“Women are more likely to pursue data science — a lucrative and in-demand career — if they are exposed to female role models and mentors in the field,” says Eastwood, operations manager for the Centre for Health Informatics, affiliate of the O’Brien Institute and member of the CSM’s Libin Cardiovascular Institute.
And female role models is something WiDS has in abundance.
Keynote speaker Dr. Lisa Lix, PhD, a leader in data-science related research and training, will talk about her experiences in Manitoba helping build a data science group and establish research collaborations — an area where women can offer great value, she says.
“We need a greater number of both men and women who are skilled in working with complex data. However, I am keen to mentor more women in this area because I strongly believe that women are great at collaborating across disciplines,” says Lix, director of Manitoba’s Data Science Unit Platform in the George and Fay Yee Centre for Healthcare Innovations.

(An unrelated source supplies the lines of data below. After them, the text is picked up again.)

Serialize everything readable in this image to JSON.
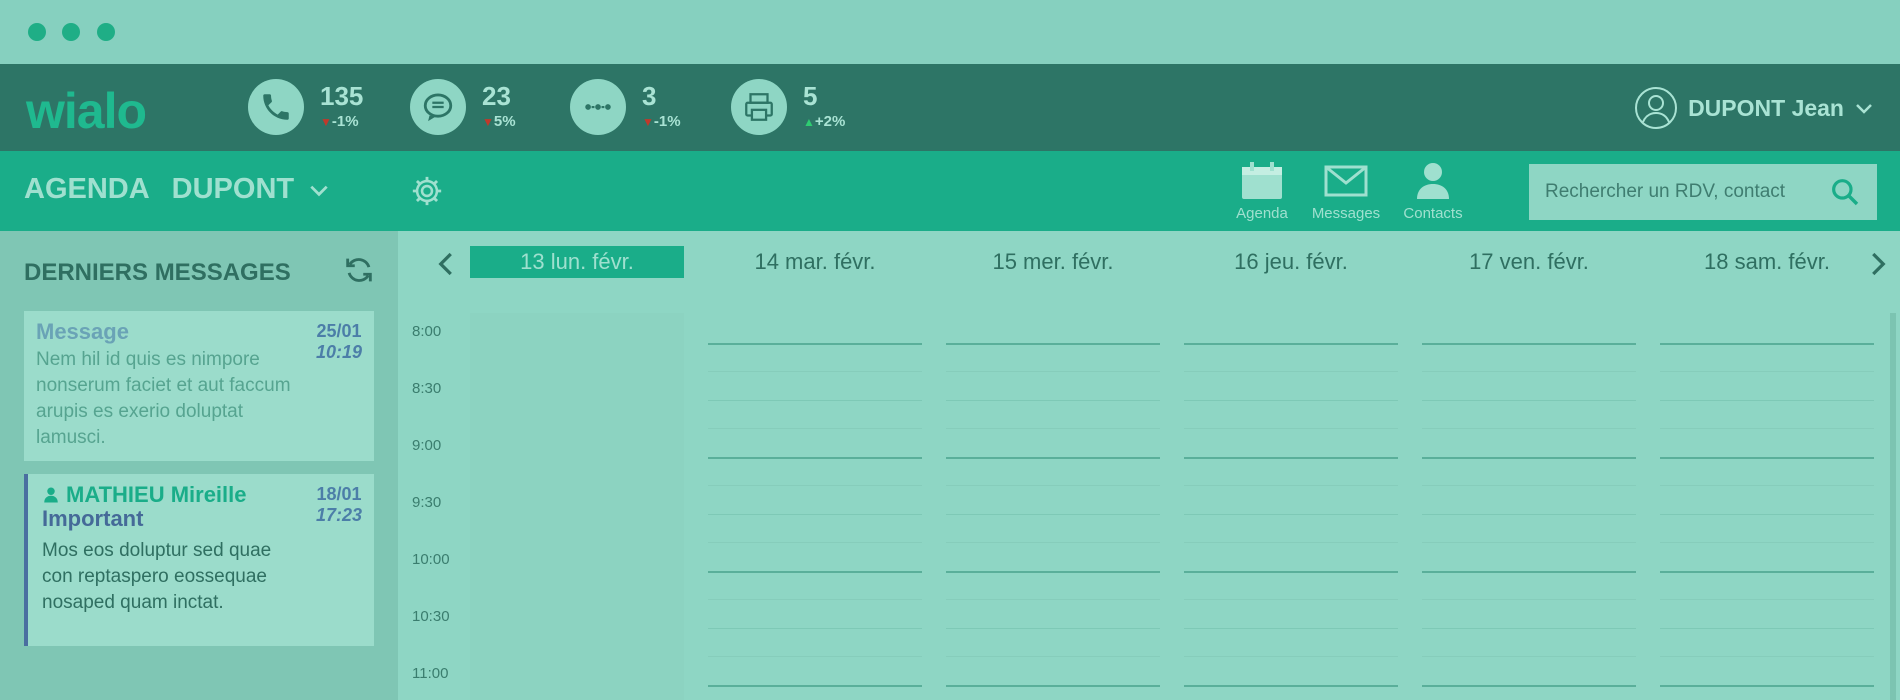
{
  "colors": {
    "window_bg": "#86d0bf",
    "stats_bar": "#2d7566",
    "agenda_bar": "#1aad89",
    "accent": "#1aad89",
    "sidebar_bg": "#7fc6b4",
    "calendar_bg": "#8ed6c4",
    "trend_down": "#c0392b",
    "trend_up": "#2ecc71"
  },
  "app": {
    "logo": "wialo"
  },
  "stats": [
    {
      "icon": "phone-icon",
      "count": "135",
      "trend_dir": "down",
      "trend": "-1%"
    },
    {
      "icon": "chat-icon",
      "count": "23",
      "trend_dir": "down",
      "trend": "5%"
    },
    {
      "icon": "transfer-icon",
      "count": "3",
      "trend_dir": "down",
      "trend": "-1%"
    },
    {
      "icon": "fax-icon",
      "count": "5",
      "trend_dir": "up",
      "trend": "+2%"
    }
  ],
  "user": {
    "name": "DUPONT Jean"
  },
  "agenda_bar": {
    "title": "AGENDA",
    "owner": "DUPONT",
    "nav": [
      {
        "icon": "calendar-icon",
        "label": "Agenda"
      },
      {
        "icon": "envelope-icon",
        "label": "Messages"
      },
      {
        "icon": "person-icon",
        "label": "Contacts"
      }
    ],
    "search_placeholder": "Rechercher un RDV, contact"
  },
  "sidebar": {
    "title": "DERNIERS MESSAGES",
    "messages": [
      {
        "title": "Message",
        "text": "Nem hil id quis es nimpore nonserum faciet et aut faccum arupis es exerio doluptat lamusci.",
        "date": "25/01",
        "time": "10:19"
      },
      {
        "sender": "MATHIEU Mireille",
        "title": "Important",
        "text": "Mos eos doluptur sed quae con reptaspero eossequae nosaped quam inctat.",
        "date": "18/01",
        "time": "17:23"
      }
    ]
  },
  "calendar": {
    "days": [
      "13 lun. févr.",
      "14 mar. févr.",
      "15 mer. févr.",
      "16 jeu. févr.",
      "17 ven. févr.",
      "18 sam. févr."
    ],
    "active_day_index": 0,
    "times": [
      "8:00",
      "8:30",
      "9:00",
      "9:30",
      "10:00",
      "10:30",
      "11:00"
    ]
  }
}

As for why women are underrepresented in the field of data science (a recent article in Forbes notes that women hold only 26 per cent of data jobs in the United States), keynote Jacqueline Harris, has some insight.
“I think entering male-dominated fields is always a challenge for women. It’s difficult to be the odd one out,” says Harris, a PhD candidate in computer science at the University of Alberta and AI student ambassador with Intel.
“It will take time to see a real change — but as more women move into this field it will be easier and more natural for young women to see themselves doing the same.”
Harris, who will discuss how AI and machine learning can be used to improve patient care in psychiatry, says there are a number of great initiatives supporting girls and women with interest in STEM (science, technology, engineering, and mathematics). Cybermentor, for example, pairs young women with mentors and Canada Learning Code provides low cost programs that teach coding — with many courses designed for women and girls.
The third keynote at the conference will be Rena Tabata, CEO and founder of ShareSmart – an app that enables healthcare professionals to use their own smartphones to take clinical photos and discuss patient cases with colleagues securely.
This is the first year WiDS is coming to the CSM, but not a first for the conference at the University of Calgary. On March 4, Schulich School of Engineering will also host a WiDS satellite event.
"We are thrilled to be hosting this event for the third time,” says Dr. Qiao Sun, PhD, Schulich Associate Dean, Diversity and Equity.
“It gives us a platform to showcase the great work female researchers and students do, and their achievements in data science. It also gives us the opportunity to connect local industry with talent at the University of Calgary."
About the conference
WiDS aims to inspire and educate data scientists worldwide, regardless of gender, while showcasing and supporting women in the field. While all of the speakers at the conference will be women, men are invited and encouraged to attend.
The Cumming School of Medicine’s O'Brien Institute for Public Health at the University of Calgary supports excellence in population health and health services research, while realizing the benefits of such research by using that knowledge to inform community, policy and health practice stakeholders. The Institute's membership includes more than 500 multidisciplinary researchers from 13 Cumming School of Medicine departments, nine additional University of Calgary faculties, including Nursing, Veterinary Medicine, Kinesiology and Arts; health professionals in Alberta Health Services; and, research users and policy makers from municipal and provincial institutions. As an Institute, we share a vision of "better health and health care," reflecting our two priority research areas of Improved Population Health and Enhanced Health Systems Performance.